You are viewing an archived web page, collected at the request of United Nations Educational, Scientific and Cultural Organization (UNESCO) using Archive-It. This page was captured on 20:11:51 Feb 09, 2017, and is part of the UNESCO collection. The information on this web page may be out of date. See All versions of this archived page.
Loading media information hide
Print this page
International Convention against Doping in Sport
UNESCO developed this Convention, which entered into force on 1 February 2007, to promote the fight against doping in sport with a view to its elimination.

dopingsign-ladypillow1.jpg The Convention represents the first time that governments around the world have agreed to apply the force of international law to anti-doping. This is important because there are specific areas where only governments possess the means to take the fight against doping forward. Accordingly, the Convention helps to formalize global anti-doping rules, policies and guidelines in order to provide an honest and equitable playing environment for all athletes.

It also aims to ensure the effectiveness of the World Anti-Doping Code in international law, creating obligations on nations to take steps in accordance with its principles.

There is a degree of flexibility in the approach governments can take to give effect to the Convention, either by way of legislation, regulation, policies or administrative practices. However, governments will need to take specific action to:
A Conference of Parties was convened to make policy decisions on the implementation of the Convention at UNESCO’s headquarters in Paris, from 5 to 7 February 2007.

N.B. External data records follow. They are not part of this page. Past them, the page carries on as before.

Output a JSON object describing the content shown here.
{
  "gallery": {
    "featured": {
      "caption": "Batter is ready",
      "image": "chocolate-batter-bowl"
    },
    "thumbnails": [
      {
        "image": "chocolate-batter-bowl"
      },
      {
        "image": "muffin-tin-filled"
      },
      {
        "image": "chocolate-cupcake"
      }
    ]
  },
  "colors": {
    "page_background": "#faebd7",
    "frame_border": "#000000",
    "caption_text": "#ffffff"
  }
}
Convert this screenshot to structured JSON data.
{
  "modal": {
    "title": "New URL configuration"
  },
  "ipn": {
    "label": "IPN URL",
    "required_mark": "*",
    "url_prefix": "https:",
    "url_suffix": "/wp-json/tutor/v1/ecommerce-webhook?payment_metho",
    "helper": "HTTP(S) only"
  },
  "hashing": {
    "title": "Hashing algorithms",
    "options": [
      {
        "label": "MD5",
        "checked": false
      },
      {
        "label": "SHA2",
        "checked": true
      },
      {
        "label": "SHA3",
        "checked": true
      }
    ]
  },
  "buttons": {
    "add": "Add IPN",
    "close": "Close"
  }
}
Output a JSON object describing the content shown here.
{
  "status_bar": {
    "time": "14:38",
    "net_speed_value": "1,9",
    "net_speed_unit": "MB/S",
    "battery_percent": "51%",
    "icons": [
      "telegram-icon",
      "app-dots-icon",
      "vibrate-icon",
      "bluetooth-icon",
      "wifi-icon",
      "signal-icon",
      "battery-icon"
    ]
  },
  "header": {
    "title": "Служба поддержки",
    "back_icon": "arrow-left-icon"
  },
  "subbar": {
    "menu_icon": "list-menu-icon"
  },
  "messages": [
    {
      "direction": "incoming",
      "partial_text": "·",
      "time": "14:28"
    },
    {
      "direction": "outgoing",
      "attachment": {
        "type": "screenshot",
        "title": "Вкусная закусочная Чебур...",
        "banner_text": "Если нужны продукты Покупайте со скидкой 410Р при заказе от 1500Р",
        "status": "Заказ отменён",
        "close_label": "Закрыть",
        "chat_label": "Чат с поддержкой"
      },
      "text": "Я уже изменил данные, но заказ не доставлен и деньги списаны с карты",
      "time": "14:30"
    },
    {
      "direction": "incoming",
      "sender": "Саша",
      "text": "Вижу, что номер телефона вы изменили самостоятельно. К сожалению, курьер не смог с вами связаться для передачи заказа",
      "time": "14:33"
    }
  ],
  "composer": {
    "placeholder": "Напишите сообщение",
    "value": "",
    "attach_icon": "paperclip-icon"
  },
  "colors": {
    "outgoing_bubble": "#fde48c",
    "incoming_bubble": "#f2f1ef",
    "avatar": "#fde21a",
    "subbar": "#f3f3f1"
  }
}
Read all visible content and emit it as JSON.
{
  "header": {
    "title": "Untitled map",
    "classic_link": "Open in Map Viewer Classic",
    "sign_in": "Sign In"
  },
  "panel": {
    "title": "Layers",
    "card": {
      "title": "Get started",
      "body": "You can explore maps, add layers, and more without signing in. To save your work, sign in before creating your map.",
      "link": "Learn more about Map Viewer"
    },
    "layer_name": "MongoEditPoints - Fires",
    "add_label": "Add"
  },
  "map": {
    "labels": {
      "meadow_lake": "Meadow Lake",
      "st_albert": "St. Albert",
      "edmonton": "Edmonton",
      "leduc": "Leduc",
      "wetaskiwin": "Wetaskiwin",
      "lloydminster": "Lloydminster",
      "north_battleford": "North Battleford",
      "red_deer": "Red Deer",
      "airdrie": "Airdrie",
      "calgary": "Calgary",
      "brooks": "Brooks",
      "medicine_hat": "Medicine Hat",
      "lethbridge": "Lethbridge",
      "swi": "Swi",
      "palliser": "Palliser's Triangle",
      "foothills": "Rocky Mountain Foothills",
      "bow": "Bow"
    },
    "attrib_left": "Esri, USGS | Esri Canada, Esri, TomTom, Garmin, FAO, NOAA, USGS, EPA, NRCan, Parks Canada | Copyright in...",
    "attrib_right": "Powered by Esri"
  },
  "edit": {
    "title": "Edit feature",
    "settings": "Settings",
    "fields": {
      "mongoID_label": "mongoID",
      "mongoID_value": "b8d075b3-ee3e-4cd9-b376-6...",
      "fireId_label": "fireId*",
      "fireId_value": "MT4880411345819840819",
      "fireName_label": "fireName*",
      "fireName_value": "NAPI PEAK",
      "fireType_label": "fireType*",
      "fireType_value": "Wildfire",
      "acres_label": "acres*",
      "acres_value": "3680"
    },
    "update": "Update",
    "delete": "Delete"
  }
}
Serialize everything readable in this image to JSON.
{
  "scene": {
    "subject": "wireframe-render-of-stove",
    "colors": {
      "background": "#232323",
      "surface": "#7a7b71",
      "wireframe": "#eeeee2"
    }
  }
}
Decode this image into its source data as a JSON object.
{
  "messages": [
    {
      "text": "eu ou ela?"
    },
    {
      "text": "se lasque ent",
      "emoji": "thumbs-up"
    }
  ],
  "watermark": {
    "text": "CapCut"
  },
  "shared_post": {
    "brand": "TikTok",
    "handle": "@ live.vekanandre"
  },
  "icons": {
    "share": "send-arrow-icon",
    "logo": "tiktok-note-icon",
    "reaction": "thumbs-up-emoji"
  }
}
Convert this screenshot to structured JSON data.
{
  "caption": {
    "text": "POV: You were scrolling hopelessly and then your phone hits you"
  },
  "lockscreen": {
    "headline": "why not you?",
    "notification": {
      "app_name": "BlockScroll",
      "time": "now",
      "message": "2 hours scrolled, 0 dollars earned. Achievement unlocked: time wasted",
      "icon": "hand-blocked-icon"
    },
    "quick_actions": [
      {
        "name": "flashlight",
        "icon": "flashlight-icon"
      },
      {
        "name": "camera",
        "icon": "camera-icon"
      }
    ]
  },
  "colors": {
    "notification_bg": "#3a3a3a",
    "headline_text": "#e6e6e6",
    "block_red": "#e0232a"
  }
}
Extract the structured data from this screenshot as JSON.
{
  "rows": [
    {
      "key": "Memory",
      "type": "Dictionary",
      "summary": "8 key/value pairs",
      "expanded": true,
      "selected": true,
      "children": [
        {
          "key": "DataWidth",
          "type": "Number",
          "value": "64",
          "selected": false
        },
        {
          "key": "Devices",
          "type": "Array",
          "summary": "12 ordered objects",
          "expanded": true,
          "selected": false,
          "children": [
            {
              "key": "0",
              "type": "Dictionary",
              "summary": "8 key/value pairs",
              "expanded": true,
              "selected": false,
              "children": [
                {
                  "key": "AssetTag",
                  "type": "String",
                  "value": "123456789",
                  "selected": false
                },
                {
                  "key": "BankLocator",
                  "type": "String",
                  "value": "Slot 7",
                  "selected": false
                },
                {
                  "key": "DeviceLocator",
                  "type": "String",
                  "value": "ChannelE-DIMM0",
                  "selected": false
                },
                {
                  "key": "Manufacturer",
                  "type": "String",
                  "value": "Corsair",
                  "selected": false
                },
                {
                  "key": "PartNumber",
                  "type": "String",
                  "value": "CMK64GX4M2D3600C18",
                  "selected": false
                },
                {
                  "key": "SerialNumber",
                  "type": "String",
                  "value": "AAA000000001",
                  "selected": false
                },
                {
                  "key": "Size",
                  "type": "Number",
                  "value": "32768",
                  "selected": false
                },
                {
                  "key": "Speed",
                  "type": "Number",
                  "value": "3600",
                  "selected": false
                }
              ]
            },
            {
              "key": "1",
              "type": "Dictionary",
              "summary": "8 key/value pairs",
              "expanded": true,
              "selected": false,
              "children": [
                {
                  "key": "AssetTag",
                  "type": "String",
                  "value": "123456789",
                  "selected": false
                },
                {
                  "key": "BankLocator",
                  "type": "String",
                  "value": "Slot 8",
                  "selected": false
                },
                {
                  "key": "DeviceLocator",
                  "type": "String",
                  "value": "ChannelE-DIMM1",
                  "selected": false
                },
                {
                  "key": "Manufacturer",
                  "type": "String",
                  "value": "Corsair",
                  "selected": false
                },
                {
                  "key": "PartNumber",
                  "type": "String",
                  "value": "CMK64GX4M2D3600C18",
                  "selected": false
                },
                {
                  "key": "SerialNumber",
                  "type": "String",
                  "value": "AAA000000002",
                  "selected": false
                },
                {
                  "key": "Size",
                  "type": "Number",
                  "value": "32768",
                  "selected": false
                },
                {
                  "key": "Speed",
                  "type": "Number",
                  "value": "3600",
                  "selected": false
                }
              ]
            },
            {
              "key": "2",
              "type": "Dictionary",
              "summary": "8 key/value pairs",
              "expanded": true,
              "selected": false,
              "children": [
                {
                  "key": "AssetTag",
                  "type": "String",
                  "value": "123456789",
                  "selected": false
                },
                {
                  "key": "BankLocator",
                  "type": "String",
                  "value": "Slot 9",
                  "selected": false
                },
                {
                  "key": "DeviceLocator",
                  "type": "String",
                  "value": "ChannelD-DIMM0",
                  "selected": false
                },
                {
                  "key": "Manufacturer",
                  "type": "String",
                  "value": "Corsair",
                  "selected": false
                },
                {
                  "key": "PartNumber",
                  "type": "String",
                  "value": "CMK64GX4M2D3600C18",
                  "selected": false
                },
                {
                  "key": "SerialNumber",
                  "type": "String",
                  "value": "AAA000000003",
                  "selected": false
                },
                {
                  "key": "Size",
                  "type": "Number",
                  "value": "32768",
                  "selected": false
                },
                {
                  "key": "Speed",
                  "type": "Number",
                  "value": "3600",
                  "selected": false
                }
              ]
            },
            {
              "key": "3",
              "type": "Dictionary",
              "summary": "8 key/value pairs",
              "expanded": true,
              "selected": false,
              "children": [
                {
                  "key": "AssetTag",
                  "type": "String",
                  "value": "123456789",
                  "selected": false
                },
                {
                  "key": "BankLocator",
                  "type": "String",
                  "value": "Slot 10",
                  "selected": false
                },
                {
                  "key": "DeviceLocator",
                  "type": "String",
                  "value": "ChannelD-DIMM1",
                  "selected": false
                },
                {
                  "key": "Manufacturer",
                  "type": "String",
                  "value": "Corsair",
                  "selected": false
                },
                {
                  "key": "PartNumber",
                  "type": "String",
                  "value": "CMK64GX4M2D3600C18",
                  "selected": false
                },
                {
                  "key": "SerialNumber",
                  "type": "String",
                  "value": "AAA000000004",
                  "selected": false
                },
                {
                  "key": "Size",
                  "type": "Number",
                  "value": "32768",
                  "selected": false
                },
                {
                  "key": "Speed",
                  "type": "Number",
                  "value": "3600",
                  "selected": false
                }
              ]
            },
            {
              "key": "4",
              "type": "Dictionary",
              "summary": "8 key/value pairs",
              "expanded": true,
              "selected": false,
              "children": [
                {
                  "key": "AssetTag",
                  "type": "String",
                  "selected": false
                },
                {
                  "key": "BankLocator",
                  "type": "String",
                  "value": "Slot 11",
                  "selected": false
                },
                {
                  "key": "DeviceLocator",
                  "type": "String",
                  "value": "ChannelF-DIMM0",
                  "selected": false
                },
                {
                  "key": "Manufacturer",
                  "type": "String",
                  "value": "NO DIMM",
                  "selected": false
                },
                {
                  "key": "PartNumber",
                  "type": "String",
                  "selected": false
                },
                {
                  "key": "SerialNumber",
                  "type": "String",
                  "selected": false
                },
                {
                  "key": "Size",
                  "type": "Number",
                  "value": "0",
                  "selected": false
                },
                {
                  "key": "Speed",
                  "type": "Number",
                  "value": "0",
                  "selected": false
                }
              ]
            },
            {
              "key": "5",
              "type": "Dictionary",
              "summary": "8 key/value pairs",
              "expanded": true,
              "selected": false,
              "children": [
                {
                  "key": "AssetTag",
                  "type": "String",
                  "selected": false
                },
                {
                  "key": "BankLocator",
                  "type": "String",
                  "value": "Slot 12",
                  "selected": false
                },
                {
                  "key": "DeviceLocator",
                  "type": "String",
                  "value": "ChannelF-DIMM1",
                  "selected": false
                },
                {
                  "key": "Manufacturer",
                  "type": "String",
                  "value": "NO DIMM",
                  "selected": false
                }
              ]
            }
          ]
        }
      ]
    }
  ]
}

> International Convention against Doping in Sport (Full text)

Photo: © Ornella Mignella


NewsA Conference at UNESCO to examine future of fight against doping  2009-10-21 10:35 am UNESCOPRESS
The Conference of States Parties to the International Convention against Doping in Sport took place at UNESCO Headquarters in Paris from 26 to 28 October. Unanimously adopted by UNESCO’s General Conference on 19 October 2005, the Convention has already been ratified by 127 States. Approximately 250 government representatives discussed the future of the fight against doping in sport at the conference.

Have feedback? Email the SHS Webmaster